  39. 39. Finding Bugs, Making Friends   Sponsor open source project FindBugs   Quality-oriented bug finding for Java   Academic program   Free Fortify Source Code Analysis licenses for .edu   Java Open Review   Support electronic voting machine review   California   Florida   more to come!
  40. 40. Security Testing   Most widely used security testing techniques are about controllability   Fuzzing (random input)   Shooting dirty data (input that often causes trouble)   A different take: improve observability   Instrument code to observe runtime behavior: Fortify Tracer   Benefits   Security-oriented code coverage   Vastly improved error reporting   Finds more bugs   Uses rule set from static analysis tool!
  41. 41. Detecting Attacks at Runtime   If you can find bugs, can you fix them?   Instrument program, watch it run: Fortify Defender   More context than external systems   Flexible response: log, block, etc   Low performance overhead is a must   Potential to detect misuse in addition to bugs
  42. 42. Parting Thoughts
  43. 43. Conventions Algorithms Design Data Protocols <Your Code> Structures Platform Libraries Language

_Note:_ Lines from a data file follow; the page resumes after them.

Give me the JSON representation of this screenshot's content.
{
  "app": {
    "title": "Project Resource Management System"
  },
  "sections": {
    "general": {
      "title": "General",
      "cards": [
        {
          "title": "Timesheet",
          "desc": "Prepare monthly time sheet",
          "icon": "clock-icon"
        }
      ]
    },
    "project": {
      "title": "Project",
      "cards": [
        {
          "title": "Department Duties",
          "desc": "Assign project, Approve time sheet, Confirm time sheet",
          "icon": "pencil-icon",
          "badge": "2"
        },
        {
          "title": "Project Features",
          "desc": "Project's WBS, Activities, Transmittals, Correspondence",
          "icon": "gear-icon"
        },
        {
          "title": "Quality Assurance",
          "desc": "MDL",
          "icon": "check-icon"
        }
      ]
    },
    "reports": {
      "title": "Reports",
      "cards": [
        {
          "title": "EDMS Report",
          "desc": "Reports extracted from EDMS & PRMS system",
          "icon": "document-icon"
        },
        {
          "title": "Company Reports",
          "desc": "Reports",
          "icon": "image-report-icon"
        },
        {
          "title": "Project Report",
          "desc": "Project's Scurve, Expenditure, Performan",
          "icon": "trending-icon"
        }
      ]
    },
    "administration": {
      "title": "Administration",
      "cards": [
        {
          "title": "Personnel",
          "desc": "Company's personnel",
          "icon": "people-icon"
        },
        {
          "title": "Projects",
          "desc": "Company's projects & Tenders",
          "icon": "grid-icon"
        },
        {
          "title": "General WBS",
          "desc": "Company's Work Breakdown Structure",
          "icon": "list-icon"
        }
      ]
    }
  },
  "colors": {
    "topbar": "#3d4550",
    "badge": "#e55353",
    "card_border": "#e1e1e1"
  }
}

  44. 44. Conventions Algorithms Design Data Protocols <Your Code> Structures Platform Libraries Language
  45. 45. The Buck Stops With Your Code   Security problems everywhere you look   Languages, libraries, frameworks, etc.   Right answer   Better languages, libraries, frameworks, etc.   Realistic answer   Build secure programs out of insecure pieces Algorithms Conventions Design Data Protocols Structures <Your Code> Platform Libraries Language
  46. 46. Summary Mistakes happen. Plan for them.   Security is now part of programming   For code auditors: tools make code review efficient   For programmers: tools bring security expertise     Critical components of a good tool:   Algorithm   Rules   Interface   Adoption Plan
  47. 47. Brian Chess